Work item: Leaving out the images, please reproduce each line below exactly.

Segment Start: Given data

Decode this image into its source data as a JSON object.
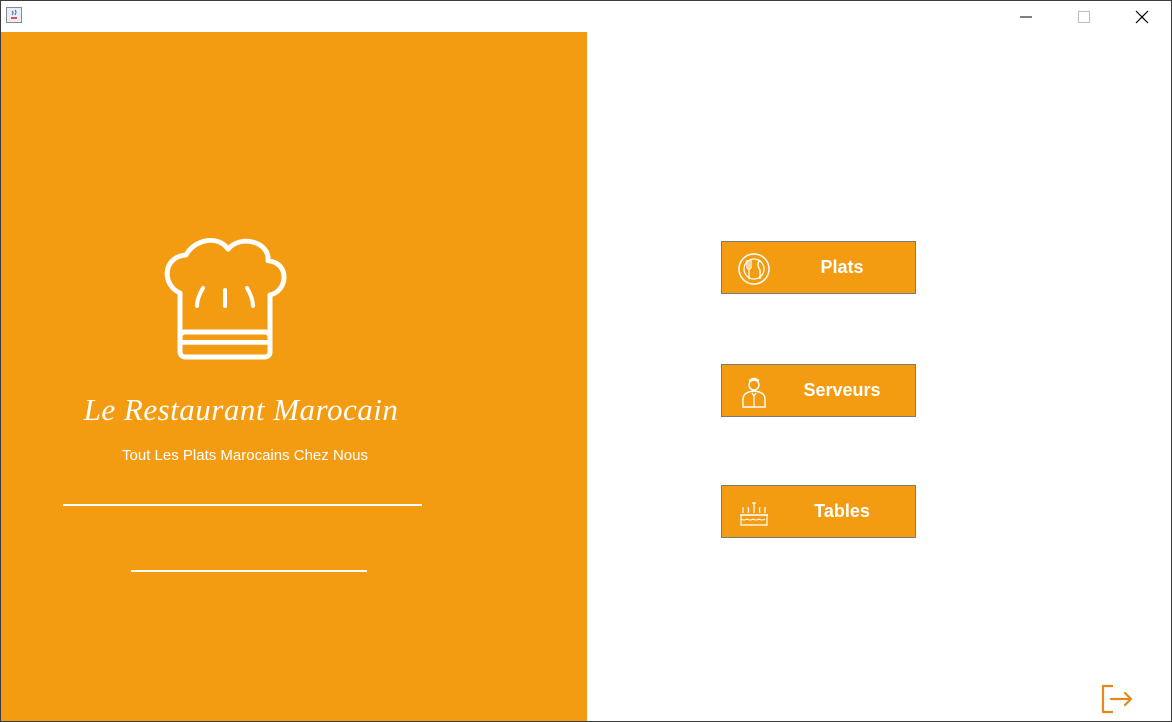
{
  "window": {
    "controls": {
      "minimize_icon": "minimize-icon",
      "maximize_icon": "maximize-icon",
      "close_icon": "close-icon"
    }
  },
  "brand": {
    "title": "Le Restaurant Marocain",
    "subtitle": "Tout Les Plats Marocains Chez Nous",
    "logo_icon": "chef-hat-icon"
  },
  "menu": {
    "plats": {
      "label": "Plats",
      "icon": "plate-cutlery-icon"
    },
    "serveurs": {
      "label": "Serveurs",
      "icon": "waiter-icon"
    },
    "tables": {
      "label": "Tables",
      "icon": "dining-table-icon"
    }
  },
  "footer": {
    "logout_icon": "logout-icon"
  },
  "colors": {
    "accent": "#f39c12",
    "text_on_accent": "#ffffff",
    "logout_icon": "#e08a1e"
  }
}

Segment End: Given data

Your response:
Decode this image into its source data as a JSON object.
{
  "window": {
    "controls": {
      "minimize_icon": "minimize-icon",
      "maximize_icon": "maximize-icon",
      "close_icon": "close-icon"
    }
  },
  "brand": {
    "title": "Le Restaurant Marocain",
    "subtitle": "Tout Les Plats Marocains Chez Nous",
    "logo_icon": "chef-hat-icon"
  },
  "menu": {
    "plats": {
      "label": "Plats",
      "icon": "plate-cutlery-icon"
    },
    "serveurs": {
      "label": "Serveurs",
      "icon": "waiter-icon"
    },
    "tables": {
      "label": "Tables",
      "icon": "dining-table-icon"
    }
  },
  "footer": {
    "logout_icon": "logout-icon"
  },
  "colors": {
    "accent": "#f39c12",
    "text_on_accent": "#ffffff",
    "logout_icon": "#e08a1e"
  }
}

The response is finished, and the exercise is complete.